▽
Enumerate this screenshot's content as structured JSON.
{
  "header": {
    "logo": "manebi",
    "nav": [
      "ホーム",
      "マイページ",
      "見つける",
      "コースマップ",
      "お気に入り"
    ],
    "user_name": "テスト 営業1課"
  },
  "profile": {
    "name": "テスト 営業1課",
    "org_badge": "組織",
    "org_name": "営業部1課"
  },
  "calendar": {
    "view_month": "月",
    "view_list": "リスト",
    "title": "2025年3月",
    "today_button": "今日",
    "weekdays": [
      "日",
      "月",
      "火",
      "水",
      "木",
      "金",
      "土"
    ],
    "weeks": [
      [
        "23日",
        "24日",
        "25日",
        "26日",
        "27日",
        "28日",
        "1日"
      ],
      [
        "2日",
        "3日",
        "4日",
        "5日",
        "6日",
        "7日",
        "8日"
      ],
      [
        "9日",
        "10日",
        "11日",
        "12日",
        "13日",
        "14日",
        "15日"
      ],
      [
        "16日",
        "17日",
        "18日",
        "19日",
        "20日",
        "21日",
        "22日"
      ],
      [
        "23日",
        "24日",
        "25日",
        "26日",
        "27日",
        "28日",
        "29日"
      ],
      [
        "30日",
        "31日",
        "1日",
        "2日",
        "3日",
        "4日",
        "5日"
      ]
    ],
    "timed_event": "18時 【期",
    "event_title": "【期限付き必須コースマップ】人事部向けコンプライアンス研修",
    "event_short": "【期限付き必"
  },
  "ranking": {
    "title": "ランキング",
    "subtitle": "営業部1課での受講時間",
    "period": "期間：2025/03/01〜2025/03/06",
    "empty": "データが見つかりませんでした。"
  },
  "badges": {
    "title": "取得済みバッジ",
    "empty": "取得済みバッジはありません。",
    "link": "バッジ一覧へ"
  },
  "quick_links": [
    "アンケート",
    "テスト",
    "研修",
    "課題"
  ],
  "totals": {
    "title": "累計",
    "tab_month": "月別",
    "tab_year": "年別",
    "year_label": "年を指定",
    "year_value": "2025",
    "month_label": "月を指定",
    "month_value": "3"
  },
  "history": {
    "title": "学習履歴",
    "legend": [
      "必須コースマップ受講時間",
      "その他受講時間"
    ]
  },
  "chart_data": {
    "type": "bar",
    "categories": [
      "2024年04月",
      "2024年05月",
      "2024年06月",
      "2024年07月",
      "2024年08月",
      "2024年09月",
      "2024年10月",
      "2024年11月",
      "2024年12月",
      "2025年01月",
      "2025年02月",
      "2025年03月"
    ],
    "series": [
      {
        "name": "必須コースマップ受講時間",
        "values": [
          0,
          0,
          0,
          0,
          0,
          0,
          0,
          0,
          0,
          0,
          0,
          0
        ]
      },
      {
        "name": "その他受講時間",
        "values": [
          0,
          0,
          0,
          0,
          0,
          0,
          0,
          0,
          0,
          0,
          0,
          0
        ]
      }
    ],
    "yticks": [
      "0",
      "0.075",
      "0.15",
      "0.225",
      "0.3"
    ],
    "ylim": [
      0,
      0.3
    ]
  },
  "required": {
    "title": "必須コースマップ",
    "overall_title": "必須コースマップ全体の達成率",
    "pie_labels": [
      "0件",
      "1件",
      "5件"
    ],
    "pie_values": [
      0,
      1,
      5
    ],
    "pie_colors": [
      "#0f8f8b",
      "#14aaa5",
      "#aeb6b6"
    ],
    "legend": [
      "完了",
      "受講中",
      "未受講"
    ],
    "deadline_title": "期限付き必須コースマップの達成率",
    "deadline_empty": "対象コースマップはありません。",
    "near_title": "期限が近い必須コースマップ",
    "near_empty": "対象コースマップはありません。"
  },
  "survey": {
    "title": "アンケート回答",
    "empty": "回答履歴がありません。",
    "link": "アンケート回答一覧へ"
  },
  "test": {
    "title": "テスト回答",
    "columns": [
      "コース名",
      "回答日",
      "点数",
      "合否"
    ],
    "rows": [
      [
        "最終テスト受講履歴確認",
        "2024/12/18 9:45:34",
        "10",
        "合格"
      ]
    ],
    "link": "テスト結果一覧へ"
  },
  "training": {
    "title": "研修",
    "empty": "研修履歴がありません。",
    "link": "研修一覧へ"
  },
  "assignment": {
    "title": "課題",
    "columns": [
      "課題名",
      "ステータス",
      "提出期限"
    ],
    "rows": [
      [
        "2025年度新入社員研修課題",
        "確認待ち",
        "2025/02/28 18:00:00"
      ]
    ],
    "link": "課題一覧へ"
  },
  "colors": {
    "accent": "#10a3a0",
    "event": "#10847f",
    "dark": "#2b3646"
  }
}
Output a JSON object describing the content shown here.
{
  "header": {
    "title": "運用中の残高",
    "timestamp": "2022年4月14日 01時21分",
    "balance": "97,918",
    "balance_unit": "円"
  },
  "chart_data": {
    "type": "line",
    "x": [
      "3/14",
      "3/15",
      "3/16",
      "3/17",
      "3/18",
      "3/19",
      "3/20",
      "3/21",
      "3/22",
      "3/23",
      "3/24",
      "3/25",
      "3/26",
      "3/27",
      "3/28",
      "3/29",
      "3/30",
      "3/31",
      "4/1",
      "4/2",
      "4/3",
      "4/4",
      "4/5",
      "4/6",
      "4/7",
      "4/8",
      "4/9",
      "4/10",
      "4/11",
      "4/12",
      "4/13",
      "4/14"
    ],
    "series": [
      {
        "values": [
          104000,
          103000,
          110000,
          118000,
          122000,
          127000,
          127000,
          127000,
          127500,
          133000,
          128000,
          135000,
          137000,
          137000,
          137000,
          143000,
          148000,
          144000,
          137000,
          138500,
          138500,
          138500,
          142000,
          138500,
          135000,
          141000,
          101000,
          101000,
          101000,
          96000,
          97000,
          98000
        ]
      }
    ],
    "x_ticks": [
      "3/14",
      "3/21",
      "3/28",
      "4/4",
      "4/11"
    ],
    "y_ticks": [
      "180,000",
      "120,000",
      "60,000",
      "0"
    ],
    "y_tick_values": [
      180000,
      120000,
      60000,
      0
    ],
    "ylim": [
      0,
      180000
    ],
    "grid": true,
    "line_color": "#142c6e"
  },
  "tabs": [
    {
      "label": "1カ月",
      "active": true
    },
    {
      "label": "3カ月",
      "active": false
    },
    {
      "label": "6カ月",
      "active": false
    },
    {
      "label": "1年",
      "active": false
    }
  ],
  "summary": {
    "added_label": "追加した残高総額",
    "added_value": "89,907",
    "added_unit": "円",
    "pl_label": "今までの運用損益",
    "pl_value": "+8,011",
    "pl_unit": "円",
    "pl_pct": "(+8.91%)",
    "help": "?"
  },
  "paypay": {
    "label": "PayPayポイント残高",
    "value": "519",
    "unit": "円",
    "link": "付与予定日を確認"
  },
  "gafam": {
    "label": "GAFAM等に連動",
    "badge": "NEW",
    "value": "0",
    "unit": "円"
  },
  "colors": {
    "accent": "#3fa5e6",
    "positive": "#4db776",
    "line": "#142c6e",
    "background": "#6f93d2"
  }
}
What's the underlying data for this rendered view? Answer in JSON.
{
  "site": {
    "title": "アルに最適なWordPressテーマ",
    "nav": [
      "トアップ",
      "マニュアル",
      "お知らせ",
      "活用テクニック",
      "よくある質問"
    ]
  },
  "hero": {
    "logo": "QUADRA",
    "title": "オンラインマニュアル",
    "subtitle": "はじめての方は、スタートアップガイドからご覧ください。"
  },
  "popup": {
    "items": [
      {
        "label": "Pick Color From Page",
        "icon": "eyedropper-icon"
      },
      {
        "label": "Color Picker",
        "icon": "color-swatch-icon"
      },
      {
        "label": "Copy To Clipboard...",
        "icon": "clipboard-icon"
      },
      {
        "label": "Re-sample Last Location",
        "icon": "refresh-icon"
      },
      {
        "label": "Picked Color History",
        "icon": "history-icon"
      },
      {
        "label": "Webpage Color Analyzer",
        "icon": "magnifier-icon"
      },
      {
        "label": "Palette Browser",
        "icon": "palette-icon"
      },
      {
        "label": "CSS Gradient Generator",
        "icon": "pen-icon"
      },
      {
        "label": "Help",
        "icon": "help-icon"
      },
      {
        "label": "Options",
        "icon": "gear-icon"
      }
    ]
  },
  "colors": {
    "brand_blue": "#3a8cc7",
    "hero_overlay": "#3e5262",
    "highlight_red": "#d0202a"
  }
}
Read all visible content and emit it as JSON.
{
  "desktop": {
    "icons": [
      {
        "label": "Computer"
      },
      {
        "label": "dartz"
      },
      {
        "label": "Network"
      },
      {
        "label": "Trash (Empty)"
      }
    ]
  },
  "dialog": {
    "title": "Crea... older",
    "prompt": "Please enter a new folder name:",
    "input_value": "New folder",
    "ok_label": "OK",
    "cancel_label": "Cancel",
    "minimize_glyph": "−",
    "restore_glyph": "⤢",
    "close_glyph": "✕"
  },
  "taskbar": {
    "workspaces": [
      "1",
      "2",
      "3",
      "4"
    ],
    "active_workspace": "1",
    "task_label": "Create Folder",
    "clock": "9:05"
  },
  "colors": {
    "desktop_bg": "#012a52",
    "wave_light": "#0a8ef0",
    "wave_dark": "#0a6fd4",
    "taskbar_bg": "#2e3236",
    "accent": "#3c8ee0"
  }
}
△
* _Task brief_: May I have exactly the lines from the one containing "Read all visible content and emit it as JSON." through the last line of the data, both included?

* _Reply_:
Read all visible content and emit it as JSON.
{
  "desktop": {
    "icons": [
      {
        "label": "Computer"
      },
      {
        "label": "dartz"
      },
      {
        "label": "Network"
      },
      {
        "label": "Trash (Empty)"
      }
    ]
  },
  "dialog": {
    "title": "Crea... older",
    "prompt": "Please enter a new folder name:",
    "input_value": "New folder",
    "ok_label": "OK",
    "cancel_label": "Cancel",
    "minimize_glyph": "−",
    "restore_glyph": "⤢",
    "close_glyph": "✕"
  },
  "taskbar": {
    "workspaces": [
      "1",
      "2",
      "3",
      "4"
    ],
    "active_workspace": "1",
    "task_label": "Create Folder",
    "clock": "9:05"
  },
  "colors": {
    "desktop_bg": "#012a52",
    "wave_light": "#0a8ef0",
    "wave_dark": "#0a6fd4",
    "taskbar_bg": "#2e3236",
    "accent": "#3c8ee0"
  }
}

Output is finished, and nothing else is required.